@ PATH C:\my_mcnp\MCNP_CODE\bin;%PATH% @ set DATAPATH=C:\my_mcnp\MCNP_DATA @ set DISPLAY=localhost:0 start/wait mcnp6 i=myinp.txt tasks 4 pause
The start/wait and pause are optional. The start/wait allows the batch file to pick up where it left off if you interrupt a run, then return to it (after checking status or plotting). The pause keeps the window open after MCNP6 completes, so that you can see any messages. (Thanks to Mark Hogue for the suggestions.)
This application was unable to start correctly (0xc000007b)"?
Typical situation: I've tried multiple installs of the MCNP6 package from RSICC on two machines with Windows 7 and one in XP. In all cases with Windows 7 the installation looks good, but it will not run. I get this error when trying to run the test problems: The fact that I succeeded on the XP machine suggests that this is not user error. Any suggestions?
We have seen this problem a number of times -- it's due to Windows, not MCNP. Here are 2 possible solutions:
msvcr100.dllA later WIndows upgrade did include that DLL file. So, one possible solution to your problem is: upgrade your Windows 7 to the latest version (i.e., apply patches or updates).
MCNP_CODE\MCNP6\bin\windowsthere are files named
x86_msvcr100.dll. If you have a 64-bit Windows OS (probably), then choose the x64_ version; if a 32-bit Windows OS, then choose the x86_ version.
MCNP_CODE\binand then rename it (in the new folder) as
CAUTION: This msvcr100.dll file will be used by anything that needs it, if
you run from the MCNP command window, since it puts
first on its execution search path. If you someday bring your Windows 7 up to
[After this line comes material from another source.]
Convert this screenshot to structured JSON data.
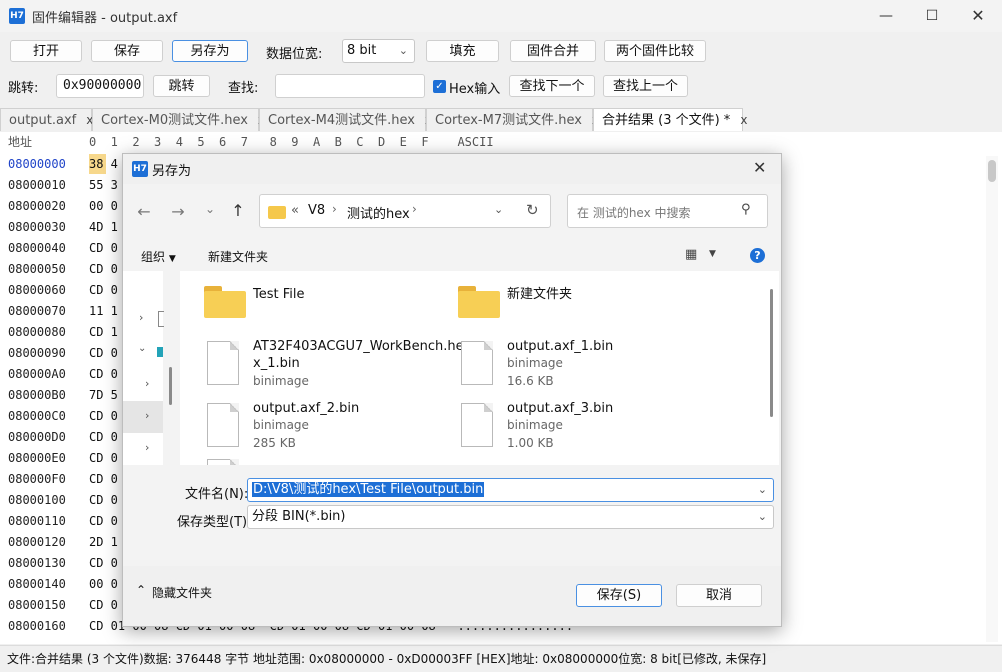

date, then you will want to delete the file
You may want to discuss either of the above fixes with your computer sysadmin.
This section refers to the July 2013 release of MCNP6.1 from RSICC and newer versions of the MCNP code.
MCNP6 supports 2 types of parallel processing that can be used separately or together:
All recent computers use multi-core processors. By default, MCNP6 will only
use one of the processor cores (to avoid consuming all of the system resources).
If you want to use more than one CPU core, just add
tasks n to the
MCNP execution line command, where "n" is the number of CPU cores that you want
MCNP6 to use.
mcnp6 i=myinp.txt tasks 4 would direct MCNP6 to use
4 cpu-cores when following histories. The value "n" should be chosen considering
your specific processor: For my laptop, with an Intel i7 with 2 cpu-cores and 2
hyperthreads per core, one might use "tasks 4".
The default version of MCNP6 from the installation includes the aforementioned threading capability. It is not necessary to copy other versions, rename executables, etc. Just run the code with the appropriate "tasks n" supplied.
If you want to run MCNP6 using multiple nodes on a cluster, then you must first install an MPI package on your cluster.
For Windows clusters, the precompiled MCNP6 executable is based on the
MPICH2 package obtained from Argonne
National Laboratory. That was found to be reasonably easy to install in
precompiled binaries. The MCNP6 executable for 64-bit Windows is found at
MCNP_CODE\MCNP6\bin\windows\mcnp6_windows_x86_64_omp_mp and should
be copied (and renamed) to
MCNP_CODE\bin\mcnp6_mpi.exe. You can
then run an MPI job as
mpirun -np 8 mcnp6_mpi i=myinp.txt.
For macOS and Linux, you will need to install a version of MPI. The MCNP
development team uses OpenMPI from The
OpenMPI website. Then, you must compile the MCNP6 executable yourself, so
that the proper linkage to MPI libraries is made. For example, one might use the
cd ~/MyMCNP/MCNP_CODE/MCNP6 && make CONFIG='intel plot omp
When MCNP6 is built for MPI, an executable called mcnp6.mpi is created in
the MCNP_CODE/MCNP6/bin directory. You should also copy this to the
MCNP_CODE/bin directory. Then an MPI job can be run as
mpirun -np 8
If MPI is installed, and
an mcnp6.mpi executable was built, then threading and MPI can both be used. For
an 8-node cluster with 16 cpu-cores per node, you could run with 128 cpu-cores
mpirun -np 8 -bynode mcnp6.mpi i=myinp.txt tasks 16
Unfortunately, most clusters are configured differently, with job queuing systems such as Moab or LSF, different "module" packages, different versions of MPI, etc. Installing MPI & having the cluster software configured consistently is not for beginners. You may need to consult with your cluster administrator, or enlist the aid of some talented young student...